News of the rising price for a quick Mirror agreement to link with Trinity came as its ousted group chief executive David Montgomery hatched plans to buy the company.
Mr Montgomery is thought to be receiving financial backing from Kohlberg Kravis Roberts, the US investment bank. A spokeswoman for KKR in New York declined to comment.
Also in the bid frame is Regional Independent Media, a privately owned group financed by Candover Investment Trust.
The possibility of a three- way bidding contest is tipped to push a successful approach for Mirror to 300p or higher. It would represent a minimum 25 per cent premium to Trinity's earlier cash and shares bid, that values Mirror at about 242p compared with yesterday's close at 249.5p, up 3p.
That proposal would have seen shareholders receive 0.35 of a Trinity share for each Mirror share, plus 40p in cash. RIM earlier indicated it was prepared to offer 200p in cash per share.
Both proposals lapsed pending an investigation by the Competition Commission. That report has been submitted to the Department of Trade and Industry, which is expected to release its recommendations shortly.
The price of 300p plus that Trinity will have to offer to secure board and institutional shareholder agreement for a Mirror merger reflects three factors, say people familiar with the situation. First, cost savings of the merged group, originally estimated by Trinity at just pounds 10m per year, have been ratcheted upwards to over pounds 30m. Integrating the two groups' regional titles with Mirror's national titles is now seen as giving real savings on distribution and production costs.
Moreover, the 2 percentage point decline in interest rates over the past year to just above 5 per cent, enhances the value of Mirror's estimated pounds 70m per year free cashflow. It also boosts the degree of leverage available to the new company.
A third factor is Mirror's net pounds 150m gain from selling its Scottish Media stake and its former Holborn headquarters. The disposals are worth slightly more than 30p per share and would have been calculated over and above earlier bid prices.

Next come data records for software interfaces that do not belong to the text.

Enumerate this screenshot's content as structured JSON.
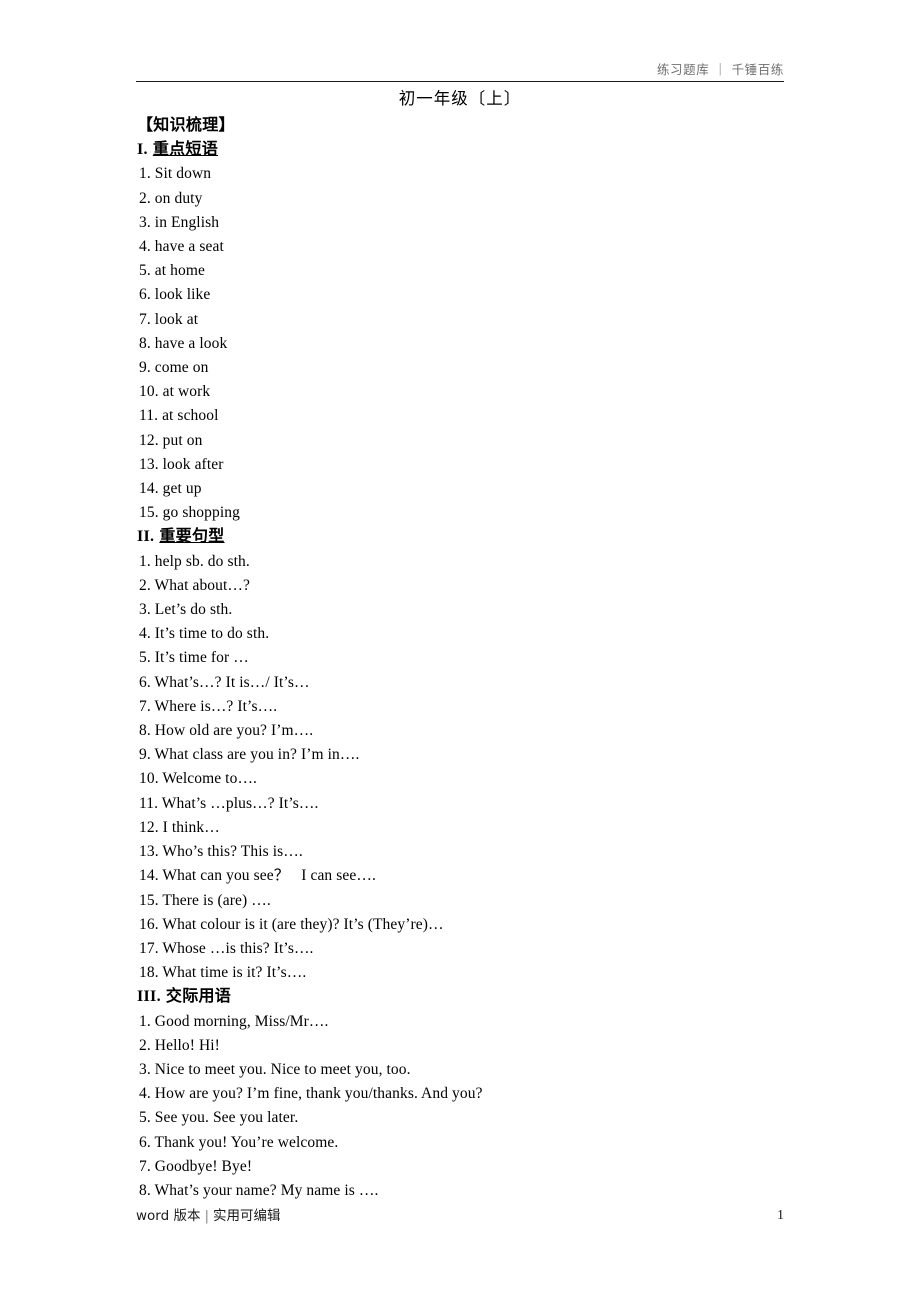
{
  "header": {
    "left_label": "练习题库",
    "separator": "|",
    "right_label": "千锤百练",
    "full_text": "练习题库 ｜ 千锤百练"
  },
  "title": "初一年级〔上〕",
  "bracket_heading": "【知识梳理】",
  "sections": [
    {
      "roman": "I.",
      "name": "重点短语",
      "underlined": true,
      "items": [
        "1. Sit down",
        "2. on duty",
        "3. in English",
        "4. have a seat",
        "5. at home",
        "6. look like",
        "7. look at",
        "8. have a look",
        "9. come on",
        "10. at work",
        "11. at school",
        "12. put on",
        "13. look after",
        "14. get up",
        "15. go shopping"
      ]
    },
    {
      "roman": "II.",
      "name": "重要句型",
      "underlined": true,
      "items": [
        "1. help sb. do sth.",
        "2. What about…?",
        "3. Let’s do sth.",
        "4. It’s time to do sth.",
        "5. It’s time for …",
        "6. What’s…? It is…/ It’s…",
        "7. Where is…? It’s….",
        "8. How old are you? I’m….",
        "9. What class are you in? I’m in….",
        "10. Welcome to….",
        "11. What’s …plus…? It’s….",
        "12. I think…",
        "13. Who’s this? This is….",
        "14. What can you see？   I can see….",
        "15. There is (are) ….",
        "16. What colour is it (are they)? It’s (They’re)…",
        "17. Whose …is this? It’s….",
        "18. What time is it? It’s…."
      ]
    },
    {
      "roman": "III.",
      "name": "交际用语",
      "underlined": false,
      "items": [
        "1. Good morning, Miss/Mr….",
        "2. Hello! Hi!",
        "3. Nice to meet you. Nice to meet you, too.",
        "4. How are you? I’m fine, thank you/thanks. And you?",
        "5. See you. See you later.",
        "6. Thank you! You’re welcome.",
        "7. Goodbye! Bye!",
        "8. What’s your name? My name is …."
      ]
    }
  ],
  "footer": {
    "label_left": "word 版本",
    "separator": "|",
    "label_right": "实用可编辑",
    "page_number": "1"
  }
}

Though Mr Montgomery is considered to have, at best, an outside chance of making a triumphal return to Canary Wharf, newspaper industry executives note that investment banks and venture capital funds, oozing with cash, are shaving margins to boost deal flow. This will also aid Trinity and RIM as they do their sums in pursuit of a successful Mirror Group takeover.

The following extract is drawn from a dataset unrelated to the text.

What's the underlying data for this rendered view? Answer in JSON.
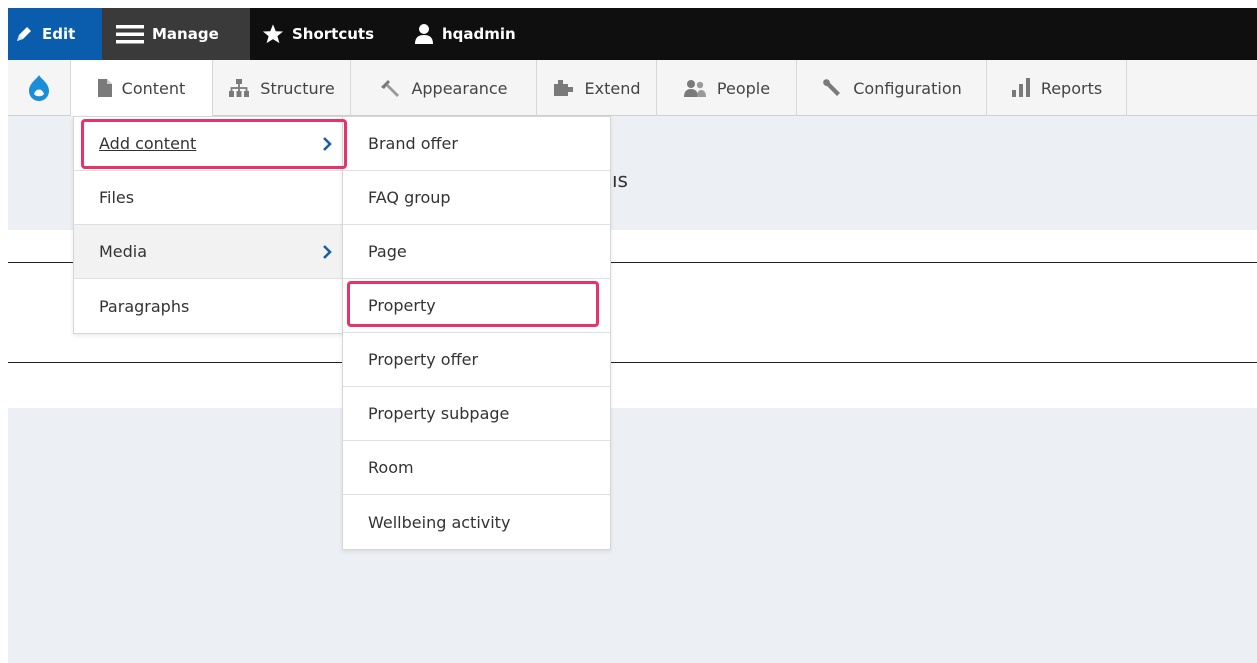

Should a Trinity-Mirror deal prevail, only Northern Ireland presents a possible competition problem since Trinity owns the Belfast Telegraph, while Mirror owns the Derry Journal and The Newsletter. In that event, The Newsletter, a traditionally staunch voice of Unionism, could offer Mr Montgomery areturn to the newspaper business in his native Ulster.Reuse content